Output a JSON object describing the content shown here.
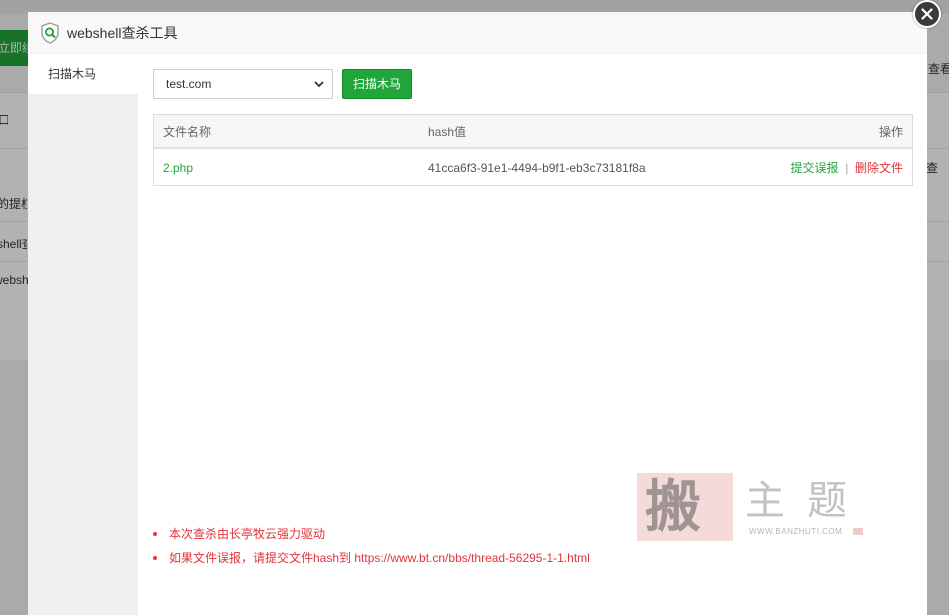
{
  "background": {
    "green_button_label": "立即续费",
    "right_link": "查看授权",
    "menu_fragments": [
      "口",
      "查",
      "的提权",
      "shell查",
      "webshell"
    ]
  },
  "dialog": {
    "title": "webshell查杀工具",
    "sidebar": {
      "items": [
        {
          "label": "扫描木马",
          "active": true
        }
      ]
    },
    "site_select": {
      "value": "test.com",
      "options_visible": [
        "test.com"
      ]
    },
    "scan_button": "扫描木马",
    "table": {
      "columns": [
        "文件名称",
        "hash值",
        "操作"
      ],
      "rows": [
        {
          "file": "2.php",
          "hash": "41cca6f3-91e1-4494-b9f1-eb3c73181f8a",
          "actions": {
            "report": "提交误报",
            "separator": "|",
            "delete": "删除文件"
          }
        }
      ]
    },
    "notes": [
      "本次查杀由长亭牧云强力驱动",
      "如果文件误报，请提交文件hash到 https://www.bt.cn/bbs/thread-56295-1-1.html"
    ]
  },
  "watermark": {
    "seal_char": "搬",
    "chars": "主题",
    "url": "WWW.BANZHUTI.COM"
  },
  "colors": {
    "accent_green": "#20a53a",
    "danger_red": "#e0343a",
    "overlay": "#000000"
  },
  "icons": {
    "title_logo": "shield-search-icon",
    "close": "close-icon",
    "select_arrow": "chevron-down-icon"
  }
}
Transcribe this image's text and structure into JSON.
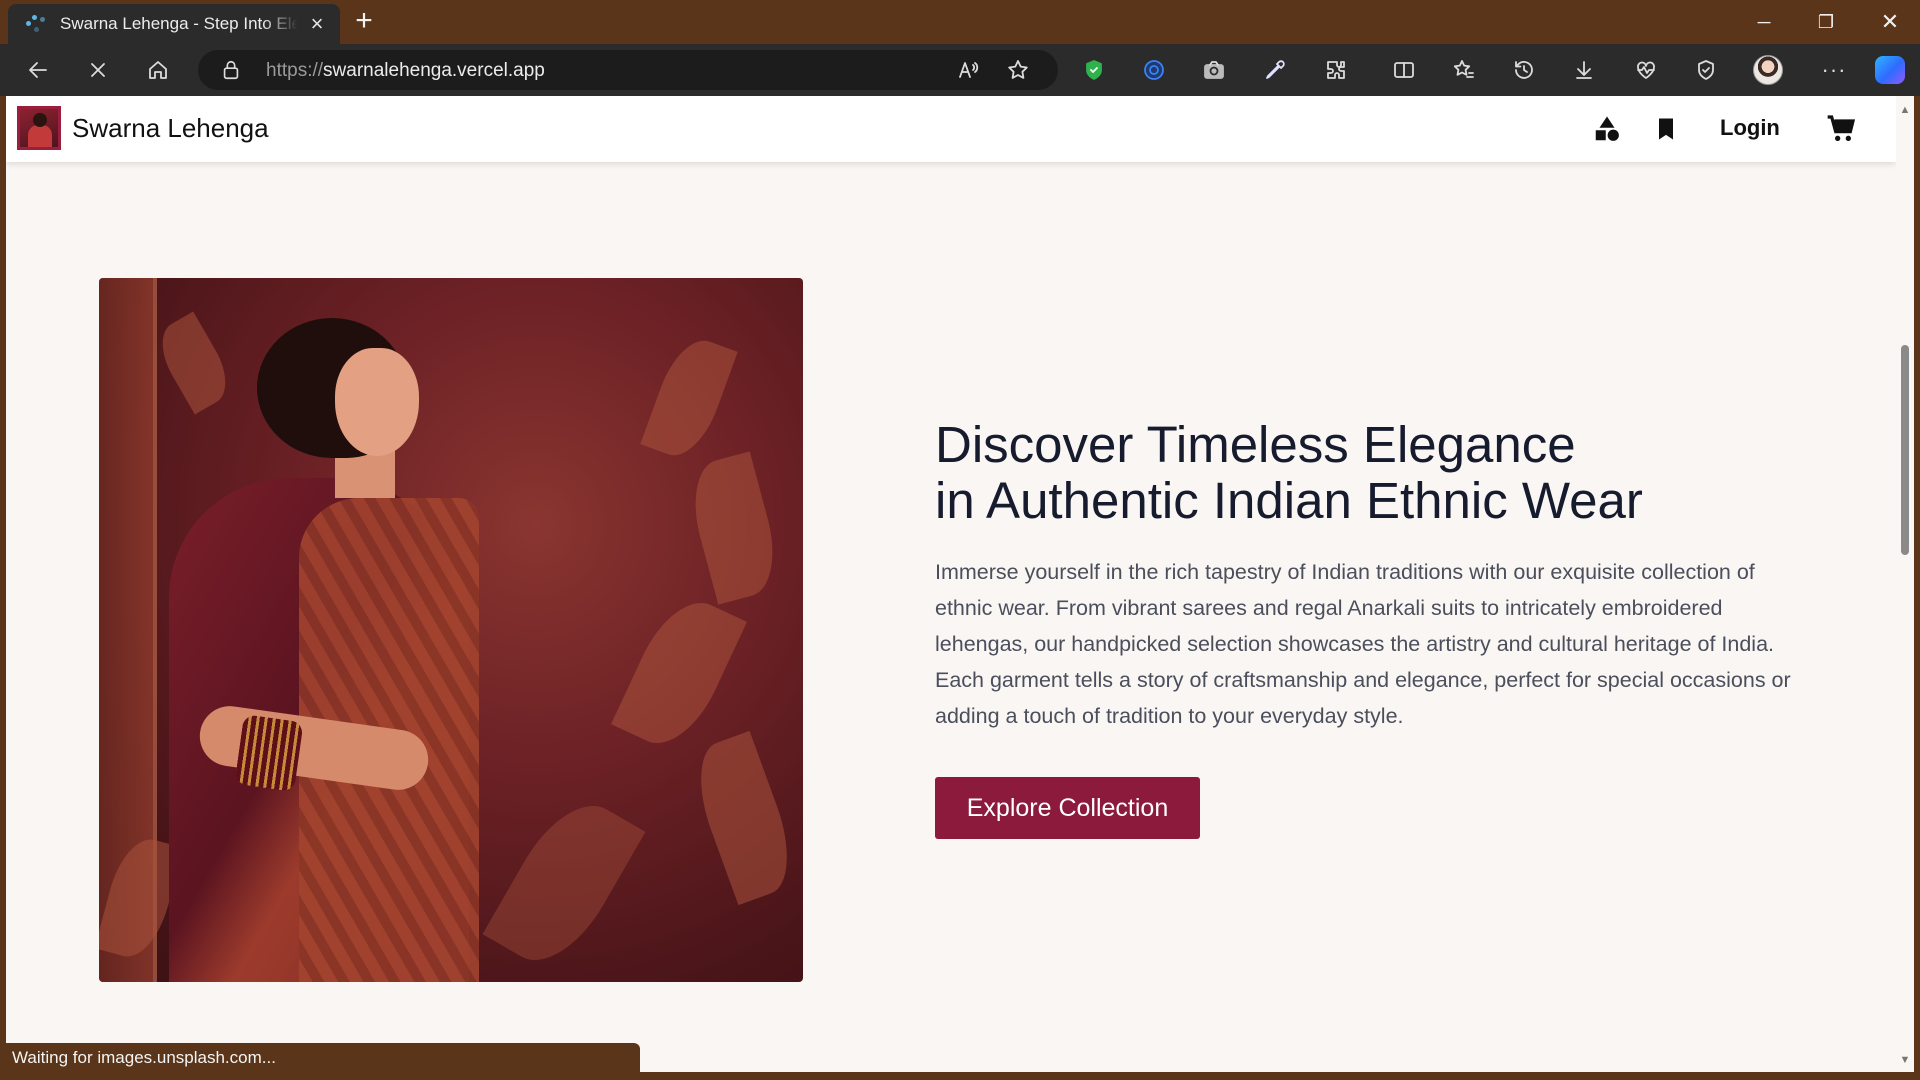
{
  "browser": {
    "tab": {
      "title": "Swarna Lehenga - Step Into Elegance"
    },
    "address": {
      "scheme": "https://",
      "host": "swarnalehenga.vercel.app"
    },
    "status_text": "Waiting for images.unsplash.com...",
    "loading": true,
    "extension_icons": [
      "shield-extension-icon",
      "circle-extension-icon",
      "camera-extension-icon",
      "eyedropper-extension-icon",
      "puzzle-extensions-icon"
    ],
    "toolbar_icons": [
      "split-screen-icon",
      "favorites-icon",
      "history-icon",
      "downloads-icon",
      "performance-icon",
      "browser-essentials-icon",
      "profile-avatar",
      "more-menu-icon",
      "copilot-icon"
    ],
    "accent_color": "#5a3519"
  },
  "site": {
    "brand": "Swarna Lehenga",
    "nav": {
      "categories_icon": "shapes-icon",
      "wishlist_icon": "bookmark-icon",
      "login_label": "Login",
      "cart_icon": "cart-icon"
    },
    "hero": {
      "title_line1": "Discover Timeless Elegance",
      "title_line2": "in Authentic Indian Ethnic Wear",
      "description": "Immerse yourself in the rich tapestry of Indian traditions with our exquisite collection of ethnic wear. From vibrant sarees and regal Anarkali suits to intricately embroidered lehengas, our handpicked selection showcases the artistry and cultural heritage of India. Each garment tells a story of craftsmanship and elegance, perfect for special occasions or adding a touch of tradition to your everyday style.",
      "cta_label": "Explore Collection",
      "cta_color": "#8c1a3c"
    }
  }
}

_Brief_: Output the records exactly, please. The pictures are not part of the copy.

_Result for this task_:
Output a JSON object describing the content shown here.
{
  "background": {
    "green_button_label": "立即续费",
    "right_link": "查看授权",
    "menu_fragments": [
      "口",
      "查",
      "的提权",
      "shell查",
      "webshell"
    ]
  },
  "dialog": {
    "title": "webshell查杀工具",
    "sidebar": {
      "items": [
        {
          "label": "扫描木马",
          "active": true
        }
      ]
    },
    "site_select": {
      "value": "test.com",
      "options_visible": [
        "test.com"
      ]
    },
    "scan_button": "扫描木马",
    "table": {
      "columns": [
        "文件名称",
        "hash值",
        "操作"
      ],
      "rows": [
        {
          "file": "2.php",
          "hash": "41cca6f3-91e1-4494-b9f1-eb3c73181f8a",
          "actions": {
            "report": "提交误报",
            "separator": "|",
            "delete": "删除文件"
          }
        }
      ]
    },
    "notes": [
      "本次查杀由长亭牧云强力驱动",
      "如果文件误报，请提交文件hash到 https://www.bt.cn/bbs/thread-56295-1-1.html"
    ]
  },
  "watermark": {
    "seal_char": "搬",
    "chars": "主题",
    "url": "WWW.BANZHUTI.COM"
  },
  "colors": {
    "accent_green": "#20a53a",
    "danger_red": "#e0343a",
    "overlay": "#000000"
  },
  "icons": {
    "title_logo": "shield-search-icon",
    "close": "close-icon",
    "select_arrow": "chevron-down-icon"
  }
}
Transcribe this image's text and structure into JSON.
{
  "browser": {
    "tab": {
      "title": "Swarna Lehenga - Step Into Elegance"
    },
    "address": {
      "scheme": "https://",
      "host": "swarnalehenga.vercel.app"
    },
    "status_text": "Waiting for images.unsplash.com...",
    "loading": true,
    "extension_icons": [
      "shield-extension-icon",
      "circle-extension-icon",
      "camera-extension-icon",
      "eyedropper-extension-icon",
      "puzzle-extensions-icon"
    ],
    "toolbar_icons": [
      "split-screen-icon",
      "favorites-icon",
      "history-icon",
      "downloads-icon",
      "performance-icon",
      "browser-essentials-icon",
      "profile-avatar",
      "more-menu-icon",
      "copilot-icon"
    ],
    "accent_color": "#5a3519"
  },
  "site": {
    "brand": "Swarna Lehenga",
    "nav": {
      "categories_icon": "shapes-icon",
      "wishlist_icon": "bookmark-icon",
      "login_label": "Login",
      "cart_icon": "cart-icon"
    },
    "hero": {
      "title_line1": "Discover Timeless Elegance",
      "title_line2": "in Authentic Indian Ethnic Wear",
      "description": "Immerse yourself in the rich tapestry of Indian traditions with our exquisite collection of ethnic wear. From vibrant sarees and regal Anarkali suits to intricately embroidered lehengas, our handpicked selection showcases the artistry and cultural heritage of India. Each garment tells a story of craftsmanship and elegance, perfect for special occasions or adding a touch of tradition to your everyday style.",
      "cta_label": "Explore Collection",
      "cta_color": "#8c1a3c"
    }
  }
}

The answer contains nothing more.